[Stored data]

________________________

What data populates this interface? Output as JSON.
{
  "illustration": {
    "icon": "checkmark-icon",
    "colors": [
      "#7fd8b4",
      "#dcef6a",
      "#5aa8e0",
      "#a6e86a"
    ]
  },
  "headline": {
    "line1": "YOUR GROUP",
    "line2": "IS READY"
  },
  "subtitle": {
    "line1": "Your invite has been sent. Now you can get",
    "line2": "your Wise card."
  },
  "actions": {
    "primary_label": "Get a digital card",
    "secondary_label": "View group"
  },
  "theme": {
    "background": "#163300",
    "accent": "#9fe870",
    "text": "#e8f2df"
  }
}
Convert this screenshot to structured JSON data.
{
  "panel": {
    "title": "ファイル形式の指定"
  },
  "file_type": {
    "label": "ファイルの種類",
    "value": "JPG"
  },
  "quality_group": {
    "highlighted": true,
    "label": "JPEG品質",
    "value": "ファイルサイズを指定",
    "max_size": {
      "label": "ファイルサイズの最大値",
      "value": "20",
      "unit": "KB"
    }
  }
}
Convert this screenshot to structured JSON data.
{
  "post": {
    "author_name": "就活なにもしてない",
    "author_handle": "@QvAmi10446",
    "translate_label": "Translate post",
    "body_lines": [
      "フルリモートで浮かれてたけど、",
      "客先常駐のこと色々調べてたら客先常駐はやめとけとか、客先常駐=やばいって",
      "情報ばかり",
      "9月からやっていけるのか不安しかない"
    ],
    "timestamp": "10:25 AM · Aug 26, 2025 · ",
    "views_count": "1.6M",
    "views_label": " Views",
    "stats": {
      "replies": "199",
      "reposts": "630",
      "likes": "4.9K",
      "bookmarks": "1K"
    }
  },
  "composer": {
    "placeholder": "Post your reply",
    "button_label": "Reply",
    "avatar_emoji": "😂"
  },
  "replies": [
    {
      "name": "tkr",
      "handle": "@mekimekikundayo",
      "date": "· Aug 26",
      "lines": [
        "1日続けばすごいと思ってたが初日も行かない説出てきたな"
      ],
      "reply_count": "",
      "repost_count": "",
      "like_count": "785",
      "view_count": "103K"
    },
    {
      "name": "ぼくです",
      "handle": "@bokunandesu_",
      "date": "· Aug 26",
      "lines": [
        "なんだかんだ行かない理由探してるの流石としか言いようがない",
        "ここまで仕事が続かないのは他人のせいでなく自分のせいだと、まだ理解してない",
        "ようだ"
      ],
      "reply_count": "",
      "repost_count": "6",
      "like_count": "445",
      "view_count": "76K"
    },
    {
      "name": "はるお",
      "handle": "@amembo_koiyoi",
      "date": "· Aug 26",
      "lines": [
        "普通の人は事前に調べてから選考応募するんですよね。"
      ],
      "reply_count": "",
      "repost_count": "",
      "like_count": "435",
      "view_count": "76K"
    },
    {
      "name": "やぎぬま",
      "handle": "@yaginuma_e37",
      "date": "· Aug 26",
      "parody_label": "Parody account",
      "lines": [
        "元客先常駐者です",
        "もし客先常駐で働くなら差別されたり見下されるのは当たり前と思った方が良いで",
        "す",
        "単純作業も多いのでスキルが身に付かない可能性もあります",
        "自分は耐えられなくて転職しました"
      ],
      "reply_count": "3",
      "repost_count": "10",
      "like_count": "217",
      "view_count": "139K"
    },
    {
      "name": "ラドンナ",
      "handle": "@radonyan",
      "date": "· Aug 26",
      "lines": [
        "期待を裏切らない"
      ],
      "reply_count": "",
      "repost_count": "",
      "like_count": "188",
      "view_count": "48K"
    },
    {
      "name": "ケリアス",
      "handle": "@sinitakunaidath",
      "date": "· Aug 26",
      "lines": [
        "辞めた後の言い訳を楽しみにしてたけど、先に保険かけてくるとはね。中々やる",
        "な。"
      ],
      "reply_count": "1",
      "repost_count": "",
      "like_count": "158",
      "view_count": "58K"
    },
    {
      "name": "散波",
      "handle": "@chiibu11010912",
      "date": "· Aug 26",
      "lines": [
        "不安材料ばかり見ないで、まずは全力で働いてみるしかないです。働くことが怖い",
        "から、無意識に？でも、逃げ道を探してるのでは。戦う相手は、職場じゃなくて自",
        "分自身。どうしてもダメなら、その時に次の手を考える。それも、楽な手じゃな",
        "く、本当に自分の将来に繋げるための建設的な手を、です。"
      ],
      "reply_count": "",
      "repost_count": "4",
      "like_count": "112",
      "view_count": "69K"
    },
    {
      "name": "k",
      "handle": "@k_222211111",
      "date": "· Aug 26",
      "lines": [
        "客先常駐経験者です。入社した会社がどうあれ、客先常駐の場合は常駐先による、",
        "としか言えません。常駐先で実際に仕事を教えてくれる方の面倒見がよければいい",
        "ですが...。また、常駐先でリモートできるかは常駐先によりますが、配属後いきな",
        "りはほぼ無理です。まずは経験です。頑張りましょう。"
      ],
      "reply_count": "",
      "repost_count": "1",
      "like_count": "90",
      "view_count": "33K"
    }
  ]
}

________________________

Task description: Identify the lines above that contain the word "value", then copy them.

Exercise answer:
    "value": "JPG"
    "value": "ファイルサイズを指定",
      "value": "20",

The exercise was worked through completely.